In 2003 the World Health Assembly adopted a resolution urging countries to increase influenza vaccination coverage of all people at high risk and to attain 75 percent coverage among the elderly by 2010. Available data for 2015 on seasonal influenza vaccination rates for the elderly show wide variation among countries. Among 26 OECD countries, for example, none achieved the recommended vaccination rate of 75 percent for elderly except South Korea at 82 percent. Only five countries, the United Kingdom, the United States, New Zealand, the Netherlands and Israel, had vaccinated at least two-thirds of their elderly populations.
Research suggests another influenza pandemic is inevitable, remaining a global threat, and the world is poorly prepared, even wealthy advanced economies. US hospitals, for example, lack adequate medical supplies for a serious flu epidemic and have contended with funding cuts in public health budgets over the past 15 years. Despite repeated recommendations from military, national security, biodefense and public health experts, political leaders fail to increase funding to prepare for an influenza pandemic.

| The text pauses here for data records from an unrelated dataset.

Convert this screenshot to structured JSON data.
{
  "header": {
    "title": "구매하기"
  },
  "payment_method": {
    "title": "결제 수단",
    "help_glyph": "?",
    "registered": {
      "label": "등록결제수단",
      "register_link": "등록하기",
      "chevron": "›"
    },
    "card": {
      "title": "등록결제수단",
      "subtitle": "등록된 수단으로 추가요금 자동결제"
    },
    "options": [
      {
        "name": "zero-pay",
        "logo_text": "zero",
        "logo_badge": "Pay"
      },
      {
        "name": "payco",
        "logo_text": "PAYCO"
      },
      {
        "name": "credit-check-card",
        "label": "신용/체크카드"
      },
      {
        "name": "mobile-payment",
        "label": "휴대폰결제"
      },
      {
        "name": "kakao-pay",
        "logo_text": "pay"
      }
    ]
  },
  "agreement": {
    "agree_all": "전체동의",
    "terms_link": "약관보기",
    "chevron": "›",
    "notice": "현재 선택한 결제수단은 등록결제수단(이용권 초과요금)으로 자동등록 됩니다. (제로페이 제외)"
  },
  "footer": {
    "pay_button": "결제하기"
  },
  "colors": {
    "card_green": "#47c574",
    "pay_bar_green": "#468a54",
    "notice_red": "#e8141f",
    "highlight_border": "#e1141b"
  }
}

Consequences of an influenza pandemic are expected to be more severe in developing countries than developed countries. More people in wealthier countries are likely to have access to influenza vaccines and can afford antiviral drugs while poorer countries do not. In short, the wealthy countries will be too busy dealing with the pandemic among their own populations to address the needs of the poor nations.
Public health specialists have already identified the only solution to avoiding a devastating global influenza pandemic – a universal flu vaccine that protects people against essentially all or most strains of flu, with protection lasting for years or perhaps even a lifetime. Such a vaccine is likely in the near future, based on recent medical advances. For years, researchers have sought a “super-shot” that could replace the annual vaccination and protect the world’s population against most influenza strains – a herculean task against a virus that constantly evolves. Despite the formidable challenges, a universal flu vaccine is humanity’s only way to avoid a global influenza pandemic. Until then, robust immunization programs in all countries are urged.
*Joseph Chamie is an independent consulting demographer and a former director of the United Nations Population Division.